Try it: Each line of the data is to be output verbatim, with the images removed.

(Source records)
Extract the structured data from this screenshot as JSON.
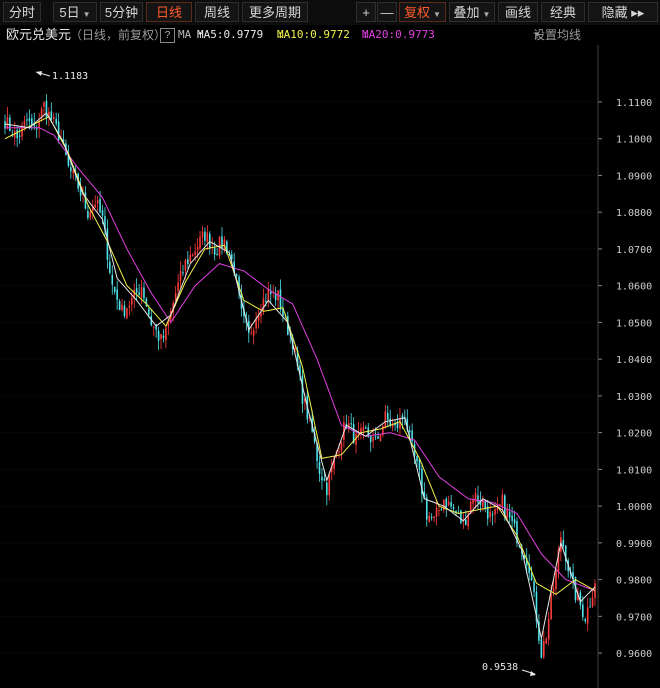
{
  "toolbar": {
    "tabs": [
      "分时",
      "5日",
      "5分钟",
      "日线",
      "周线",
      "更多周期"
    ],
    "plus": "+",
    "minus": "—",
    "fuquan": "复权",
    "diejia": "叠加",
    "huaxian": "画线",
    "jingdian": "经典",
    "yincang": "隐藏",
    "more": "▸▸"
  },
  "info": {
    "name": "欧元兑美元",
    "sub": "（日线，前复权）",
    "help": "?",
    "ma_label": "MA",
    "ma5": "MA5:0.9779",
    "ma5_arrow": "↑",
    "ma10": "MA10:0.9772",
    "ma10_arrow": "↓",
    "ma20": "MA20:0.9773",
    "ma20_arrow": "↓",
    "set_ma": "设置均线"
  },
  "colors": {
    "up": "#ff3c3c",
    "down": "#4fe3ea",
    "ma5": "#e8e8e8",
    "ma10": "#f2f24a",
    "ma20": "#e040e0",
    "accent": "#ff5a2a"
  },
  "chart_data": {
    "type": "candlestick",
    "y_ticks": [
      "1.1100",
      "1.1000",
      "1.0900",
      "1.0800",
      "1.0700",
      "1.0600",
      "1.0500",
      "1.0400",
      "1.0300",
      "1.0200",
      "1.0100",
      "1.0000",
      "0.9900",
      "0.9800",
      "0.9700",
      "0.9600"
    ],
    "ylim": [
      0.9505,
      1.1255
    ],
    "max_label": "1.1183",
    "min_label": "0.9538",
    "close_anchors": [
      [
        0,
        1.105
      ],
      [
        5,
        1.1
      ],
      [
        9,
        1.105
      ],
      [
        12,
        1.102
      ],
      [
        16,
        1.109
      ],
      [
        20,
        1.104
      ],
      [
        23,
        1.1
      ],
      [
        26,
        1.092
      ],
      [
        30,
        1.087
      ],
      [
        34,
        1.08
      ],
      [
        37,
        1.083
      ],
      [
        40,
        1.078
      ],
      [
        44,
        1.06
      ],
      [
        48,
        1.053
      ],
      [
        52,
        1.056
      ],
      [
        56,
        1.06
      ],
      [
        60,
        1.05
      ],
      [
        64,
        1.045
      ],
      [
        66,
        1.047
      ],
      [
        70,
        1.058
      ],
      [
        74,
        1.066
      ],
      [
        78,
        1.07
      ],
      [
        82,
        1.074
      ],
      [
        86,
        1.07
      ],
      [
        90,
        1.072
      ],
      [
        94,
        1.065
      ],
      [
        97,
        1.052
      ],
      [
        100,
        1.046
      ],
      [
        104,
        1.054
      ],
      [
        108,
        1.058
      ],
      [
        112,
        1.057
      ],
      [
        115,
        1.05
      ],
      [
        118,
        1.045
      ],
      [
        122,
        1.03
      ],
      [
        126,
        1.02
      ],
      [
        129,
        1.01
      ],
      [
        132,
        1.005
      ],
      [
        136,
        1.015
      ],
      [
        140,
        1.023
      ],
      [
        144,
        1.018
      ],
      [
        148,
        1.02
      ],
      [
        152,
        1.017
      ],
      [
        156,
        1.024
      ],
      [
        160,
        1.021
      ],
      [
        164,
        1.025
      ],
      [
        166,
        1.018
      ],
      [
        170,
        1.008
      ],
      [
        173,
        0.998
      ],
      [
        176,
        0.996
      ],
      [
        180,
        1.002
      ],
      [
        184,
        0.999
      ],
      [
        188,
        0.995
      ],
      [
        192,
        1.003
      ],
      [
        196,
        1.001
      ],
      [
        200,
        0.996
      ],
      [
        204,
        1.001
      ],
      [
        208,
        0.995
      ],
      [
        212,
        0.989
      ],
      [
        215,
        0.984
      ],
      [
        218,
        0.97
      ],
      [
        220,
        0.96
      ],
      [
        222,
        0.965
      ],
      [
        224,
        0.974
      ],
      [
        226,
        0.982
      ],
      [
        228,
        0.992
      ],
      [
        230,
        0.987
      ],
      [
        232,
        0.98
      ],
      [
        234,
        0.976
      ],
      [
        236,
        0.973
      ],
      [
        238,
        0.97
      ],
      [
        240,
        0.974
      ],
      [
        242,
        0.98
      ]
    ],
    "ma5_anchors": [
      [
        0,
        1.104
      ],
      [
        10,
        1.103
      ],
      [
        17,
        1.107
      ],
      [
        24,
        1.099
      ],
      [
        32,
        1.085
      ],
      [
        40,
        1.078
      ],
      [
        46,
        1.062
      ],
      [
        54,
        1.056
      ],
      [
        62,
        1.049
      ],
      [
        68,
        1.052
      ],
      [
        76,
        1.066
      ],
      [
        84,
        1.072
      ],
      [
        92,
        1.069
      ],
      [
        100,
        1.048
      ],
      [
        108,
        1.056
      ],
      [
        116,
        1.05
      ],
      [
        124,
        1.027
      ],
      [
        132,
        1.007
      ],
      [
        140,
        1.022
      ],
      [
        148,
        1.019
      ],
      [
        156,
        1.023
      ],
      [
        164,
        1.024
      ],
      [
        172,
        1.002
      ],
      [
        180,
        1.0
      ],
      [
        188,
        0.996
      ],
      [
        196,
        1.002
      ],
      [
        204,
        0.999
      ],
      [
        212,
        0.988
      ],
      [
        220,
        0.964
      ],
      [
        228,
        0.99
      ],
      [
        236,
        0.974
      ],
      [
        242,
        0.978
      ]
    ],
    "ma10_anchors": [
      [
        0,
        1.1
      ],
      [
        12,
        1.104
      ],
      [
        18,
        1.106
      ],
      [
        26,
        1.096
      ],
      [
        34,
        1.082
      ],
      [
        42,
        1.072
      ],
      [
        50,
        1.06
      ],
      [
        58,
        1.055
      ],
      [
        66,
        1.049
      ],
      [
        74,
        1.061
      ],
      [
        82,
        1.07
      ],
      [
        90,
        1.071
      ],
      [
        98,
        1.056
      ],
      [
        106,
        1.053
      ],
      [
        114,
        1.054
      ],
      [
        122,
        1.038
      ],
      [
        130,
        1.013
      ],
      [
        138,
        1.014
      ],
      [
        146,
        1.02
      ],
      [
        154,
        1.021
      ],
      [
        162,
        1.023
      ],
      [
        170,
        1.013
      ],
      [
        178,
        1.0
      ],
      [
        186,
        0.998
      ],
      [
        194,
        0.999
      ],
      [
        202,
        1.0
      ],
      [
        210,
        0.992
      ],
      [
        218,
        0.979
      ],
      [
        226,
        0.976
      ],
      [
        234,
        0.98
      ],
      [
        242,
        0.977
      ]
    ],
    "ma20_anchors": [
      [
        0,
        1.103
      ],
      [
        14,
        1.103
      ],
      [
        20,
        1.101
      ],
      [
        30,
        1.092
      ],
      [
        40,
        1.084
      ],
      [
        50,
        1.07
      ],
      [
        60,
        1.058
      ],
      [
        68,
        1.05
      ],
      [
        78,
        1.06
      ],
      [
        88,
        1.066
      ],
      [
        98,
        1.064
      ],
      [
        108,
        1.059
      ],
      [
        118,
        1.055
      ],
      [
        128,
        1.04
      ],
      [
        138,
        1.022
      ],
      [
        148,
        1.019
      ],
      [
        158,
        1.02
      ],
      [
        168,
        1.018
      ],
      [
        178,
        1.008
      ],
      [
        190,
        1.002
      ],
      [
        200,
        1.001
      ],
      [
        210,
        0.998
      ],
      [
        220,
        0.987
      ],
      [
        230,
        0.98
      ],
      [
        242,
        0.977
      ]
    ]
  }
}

Solution for this task:
Extract the structured data from this screenshot as JSON.
{
  "toolbar": {
    "tabs": [
      "分时",
      "5日",
      "5分钟",
      "日线",
      "周线",
      "更多周期"
    ],
    "plus": "+",
    "minus": "—",
    "fuquan": "复权",
    "diejia": "叠加",
    "huaxian": "画线",
    "jingdian": "经典",
    "yincang": "隐藏",
    "more": "▸▸"
  },
  "info": {
    "name": "欧元兑美元",
    "sub": "（日线，前复权）",
    "help": "?",
    "ma_label": "MA",
    "ma5": "MA5:0.9779",
    "ma5_arrow": "↑",
    "ma10": "MA10:0.9772",
    "ma10_arrow": "↓",
    "ma20": "MA20:0.9773",
    "ma20_arrow": "↓",
    "set_ma": "设置均线"
  },
  "colors": {
    "up": "#ff3c3c",
    "down": "#4fe3ea",
    "ma5": "#e8e8e8",
    "ma10": "#f2f24a",
    "ma20": "#e040e0",
    "accent": "#ff5a2a"
  },
  "chart_data": {
    "type": "candlestick",
    "y_ticks": [
      "1.1100",
      "1.1000",
      "1.0900",
      "1.0800",
      "1.0700",
      "1.0600",
      "1.0500",
      "1.0400",
      "1.0300",
      "1.0200",
      "1.0100",
      "1.0000",
      "0.9900",
      "0.9800",
      "0.9700",
      "0.9600"
    ],
    "ylim": [
      0.9505,
      1.1255
    ],
    "max_label": "1.1183",
    "min_label": "0.9538",
    "close_anchors": [
      [
        0,
        1.105
      ],
      [
        5,
        1.1
      ],
      [
        9,
        1.105
      ],
      [
        12,
        1.102
      ],
      [
        16,
        1.109
      ],
      [
        20,
        1.104
      ],
      [
        23,
        1.1
      ],
      [
        26,
        1.092
      ],
      [
        30,
        1.087
      ],
      [
        34,
        1.08
      ],
      [
        37,
        1.083
      ],
      [
        40,
        1.078
      ],
      [
        44,
        1.06
      ],
      [
        48,
        1.053
      ],
      [
        52,
        1.056
      ],
      [
        56,
        1.06
      ],
      [
        60,
        1.05
      ],
      [
        64,
        1.045
      ],
      [
        66,
        1.047
      ],
      [
        70,
        1.058
      ],
      [
        74,
        1.066
      ],
      [
        78,
        1.07
      ],
      [
        82,
        1.074
      ],
      [
        86,
        1.07
      ],
      [
        90,
        1.072
      ],
      [
        94,
        1.065
      ],
      [
        97,
        1.052
      ],
      [
        100,
        1.046
      ],
      [
        104,
        1.054
      ],
      [
        108,
        1.058
      ],
      [
        112,
        1.057
      ],
      [
        115,
        1.05
      ],
      [
        118,
        1.045
      ],
      [
        122,
        1.03
      ],
      [
        126,
        1.02
      ],
      [
        129,
        1.01
      ],
      [
        132,
        1.005
      ],
      [
        136,
        1.015
      ],
      [
        140,
        1.023
      ],
      [
        144,
        1.018
      ],
      [
        148,
        1.02
      ],
      [
        152,
        1.017
      ],
      [
        156,
        1.024
      ],
      [
        160,
        1.021
      ],
      [
        164,
        1.025
      ],
      [
        166,
        1.018
      ],
      [
        170,
        1.008
      ],
      [
        173,
        0.998
      ],
      [
        176,
        0.996
      ],
      [
        180,
        1.002
      ],
      [
        184,
        0.999
      ],
      [
        188,
        0.995
      ],
      [
        192,
        1.003
      ],
      [
        196,
        1.001
      ],
      [
        200,
        0.996
      ],
      [
        204,
        1.001
      ],
      [
        208,
        0.995
      ],
      [
        212,
        0.989
      ],
      [
        215,
        0.984
      ],
      [
        218,
        0.97
      ],
      [
        220,
        0.96
      ],
      [
        222,
        0.965
      ],
      [
        224,
        0.974
      ],
      [
        226,
        0.982
      ],
      [
        228,
        0.992
      ],
      [
        230,
        0.987
      ],
      [
        232,
        0.98
      ],
      [
        234,
        0.976
      ],
      [
        236,
        0.973
      ],
      [
        238,
        0.97
      ],
      [
        240,
        0.974
      ],
      [
        242,
        0.98
      ]
    ],
    "ma5_anchors": [
      [
        0,
        1.104
      ],
      [
        10,
        1.103
      ],
      [
        17,
        1.107
      ],
      [
        24,
        1.099
      ],
      [
        32,
        1.085
      ],
      [
        40,
        1.078
      ],
      [
        46,
        1.062
      ],
      [
        54,
        1.056
      ],
      [
        62,
        1.049
      ],
      [
        68,
        1.052
      ],
      [
        76,
        1.066
      ],
      [
        84,
        1.072
      ],
      [
        92,
        1.069
      ],
      [
        100,
        1.048
      ],
      [
        108,
        1.056
      ],
      [
        116,
        1.05
      ],
      [
        124,
        1.027
      ],
      [
        132,
        1.007
      ],
      [
        140,
        1.022
      ],
      [
        148,
        1.019
      ],
      [
        156,
        1.023
      ],
      [
        164,
        1.024
      ],
      [
        172,
        1.002
      ],
      [
        180,
        1.0
      ],
      [
        188,
        0.996
      ],
      [
        196,
        1.002
      ],
      [
        204,
        0.999
      ],
      [
        212,
        0.988
      ],
      [
        220,
        0.964
      ],
      [
        228,
        0.99
      ],
      [
        236,
        0.974
      ],
      [
        242,
        0.978
      ]
    ],
    "ma10_anchors": [
      [
        0,
        1.1
      ],
      [
        12,
        1.104
      ],
      [
        18,
        1.106
      ],
      [
        26,
        1.096
      ],
      [
        34,
        1.082
      ],
      [
        42,
        1.072
      ],
      [
        50,
        1.06
      ],
      [
        58,
        1.055
      ],
      [
        66,
        1.049
      ],
      [
        74,
        1.061
      ],
      [
        82,
        1.07
      ],
      [
        90,
        1.071
      ],
      [
        98,
        1.056
      ],
      [
        106,
        1.053
      ],
      [
        114,
        1.054
      ],
      [
        122,
        1.038
      ],
      [
        130,
        1.013
      ],
      [
        138,
        1.014
      ],
      [
        146,
        1.02
      ],
      [
        154,
        1.021
      ],
      [
        162,
        1.023
      ],
      [
        170,
        1.013
      ],
      [
        178,
        1.0
      ],
      [
        186,
        0.998
      ],
      [
        194,
        0.999
      ],
      [
        202,
        1.0
      ],
      [
        210,
        0.992
      ],
      [
        218,
        0.979
      ],
      [
        226,
        0.976
      ],
      [
        234,
        0.98
      ],
      [
        242,
        0.977
      ]
    ],
    "ma20_anchors": [
      [
        0,
        1.103
      ],
      [
        14,
        1.103
      ],
      [
        20,
        1.101
      ],
      [
        30,
        1.092
      ],
      [
        40,
        1.084
      ],
      [
        50,
        1.07
      ],
      [
        60,
        1.058
      ],
      [
        68,
        1.05
      ],
      [
        78,
        1.06
      ],
      [
        88,
        1.066
      ],
      [
        98,
        1.064
      ],
      [
        108,
        1.059
      ],
      [
        118,
        1.055
      ],
      [
        128,
        1.04
      ],
      [
        138,
        1.022
      ],
      [
        148,
        1.019
      ],
      [
        158,
        1.02
      ],
      [
        168,
        1.018
      ],
      [
        178,
        1.008
      ],
      [
        190,
        1.002
      ],
      [
        200,
        1.001
      ],
      [
        210,
        0.998
      ],
      [
        220,
        0.987
      ],
      [
        230,
        0.98
      ],
      [
        242,
        0.977
      ]
    ]
  }
}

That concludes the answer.